------ The input ------

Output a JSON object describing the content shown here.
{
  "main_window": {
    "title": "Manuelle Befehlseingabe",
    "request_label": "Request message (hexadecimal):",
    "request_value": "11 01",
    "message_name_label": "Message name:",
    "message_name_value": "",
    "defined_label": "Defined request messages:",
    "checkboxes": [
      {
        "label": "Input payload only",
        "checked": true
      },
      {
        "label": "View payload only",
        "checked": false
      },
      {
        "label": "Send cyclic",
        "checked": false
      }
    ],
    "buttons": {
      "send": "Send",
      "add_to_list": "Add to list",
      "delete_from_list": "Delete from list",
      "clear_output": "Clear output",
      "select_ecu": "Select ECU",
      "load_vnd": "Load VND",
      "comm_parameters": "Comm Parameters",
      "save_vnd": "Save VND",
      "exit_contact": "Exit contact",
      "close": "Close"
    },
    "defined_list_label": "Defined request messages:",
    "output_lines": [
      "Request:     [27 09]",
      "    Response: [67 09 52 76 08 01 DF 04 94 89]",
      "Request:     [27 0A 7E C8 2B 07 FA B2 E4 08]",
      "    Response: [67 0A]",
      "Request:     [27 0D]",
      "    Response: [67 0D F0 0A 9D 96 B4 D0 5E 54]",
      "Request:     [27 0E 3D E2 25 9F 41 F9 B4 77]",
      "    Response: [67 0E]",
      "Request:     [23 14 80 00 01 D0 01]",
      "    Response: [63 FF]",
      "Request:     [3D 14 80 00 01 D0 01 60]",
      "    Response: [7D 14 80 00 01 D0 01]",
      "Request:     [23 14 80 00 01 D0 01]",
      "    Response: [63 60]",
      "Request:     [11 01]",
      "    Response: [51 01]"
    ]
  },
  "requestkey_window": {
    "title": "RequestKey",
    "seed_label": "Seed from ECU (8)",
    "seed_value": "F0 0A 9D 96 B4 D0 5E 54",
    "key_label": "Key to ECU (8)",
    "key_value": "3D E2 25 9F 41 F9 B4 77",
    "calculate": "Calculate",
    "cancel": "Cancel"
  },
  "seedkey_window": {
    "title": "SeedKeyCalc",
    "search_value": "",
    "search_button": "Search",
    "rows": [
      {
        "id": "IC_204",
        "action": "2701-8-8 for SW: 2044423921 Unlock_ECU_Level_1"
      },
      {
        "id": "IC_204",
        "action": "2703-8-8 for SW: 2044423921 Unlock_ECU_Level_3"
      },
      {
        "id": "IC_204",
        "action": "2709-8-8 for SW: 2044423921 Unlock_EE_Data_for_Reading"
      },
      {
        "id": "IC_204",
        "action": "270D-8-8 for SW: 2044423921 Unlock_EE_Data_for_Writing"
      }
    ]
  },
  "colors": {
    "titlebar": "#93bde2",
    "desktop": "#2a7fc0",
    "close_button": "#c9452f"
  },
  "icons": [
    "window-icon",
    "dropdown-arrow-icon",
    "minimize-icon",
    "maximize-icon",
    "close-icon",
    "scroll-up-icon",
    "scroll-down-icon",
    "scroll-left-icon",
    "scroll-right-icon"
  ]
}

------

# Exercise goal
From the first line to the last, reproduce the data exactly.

# Response area
Output a JSON object describing the content shown here.
{
  "main_window": {
    "title": "Manuelle Befehlseingabe",
    "request_label": "Request message (hexadecimal):",
    "request_value": "11 01",
    "message_name_label": "Message name:",
    "message_name_value": "",
    "defined_label": "Defined request messages:",
    "checkboxes": [
      {
        "label": "Input payload only",
        "checked": true
      },
      {
        "label": "View payload only",
        "checked": false
      },
      {
        "label": "Send cyclic",
        "checked": false
      }
    ],
    "buttons": {
      "send": "Send",
      "add_to_list": "Add to list",
      "delete_from_list": "Delete from list",
      "clear_output": "Clear output",
      "select_ecu": "Select ECU",
      "load_vnd": "Load VND",
      "comm_parameters": "Comm Parameters",
      "save_vnd": "Save VND",
      "exit_contact": "Exit contact",
      "close": "Close"
    },
    "defined_list_label": "Defined request messages:",
    "output_lines": [
      "Request:     [27 09]",
      "    Response: [67 09 52 76 08 01 DF 04 94 89]",
      "Request:     [27 0A 7E C8 2B 07 FA B2 E4 08]",
      "    Response: [67 0A]",
      "Request:     [27 0D]",
      "    Response: [67 0D F0 0A 9D 96 B4 D0 5E 54]",
      "Request:     [27 0E 3D E2 25 9F 41 F9 B4 77]",
      "    Response: [67 0E]",
      "Request:     [23 14 80 00 01 D0 01]",
      "    Response: [63 FF]",
      "Request:     [3D 14 80 00 01 D0 01 60]",
      "    Response: [7D 14 80 00 01 D0 01]",
      "Request:     [23 14 80 00 01 D0 01]",
      "    Response: [63 60]",
      "Request:     [11 01]",
      "    Response: [51 01]"
    ]
  },
  "requestkey_window": {
    "title": "RequestKey",
    "seed_label": "Seed from ECU (8)",
    "seed_value": "F0 0A 9D 96 B4 D0 5E 54",
    "key_label": "Key to ECU (8)",
    "key_value": "3D E2 25 9F 41 F9 B4 77",
    "calculate": "Calculate",
    "cancel": "Cancel"
  },
  "seedkey_window": {
    "title": "SeedKeyCalc",
    "search_value": "",
    "search_button": "Search",
    "rows": [
      {
        "id": "IC_204",
        "action": "2701-8-8 for SW: 2044423921 Unlock_ECU_Level_1"
      },
      {
        "id": "IC_204",
        "action": "2703-8-8 for SW: 2044423921 Unlock_ECU_Level_3"
      },
      {
        "id": "IC_204",
        "action": "2709-8-8 for SW: 2044423921 Unlock_EE_Data_for_Reading"
      },
      {
        "id": "IC_204",
        "action": "270D-8-8 for SW: 2044423921 Unlock_EE_Data_for_Writing"
      }
    ]
  },
  "colors": {
    "titlebar": "#93bde2",
    "desktop": "#2a7fc0",
    "close_button": "#c9452f"
  },
  "icons": [
    "window-icon",
    "dropdown-arrow-icon",
    "minimize-icon",
    "maximize-icon",
    "close-icon",
    "scroll-up-icon",
    "scroll-down-icon",
    "scroll-left-icon",
    "scroll-right-icon"
  ]
}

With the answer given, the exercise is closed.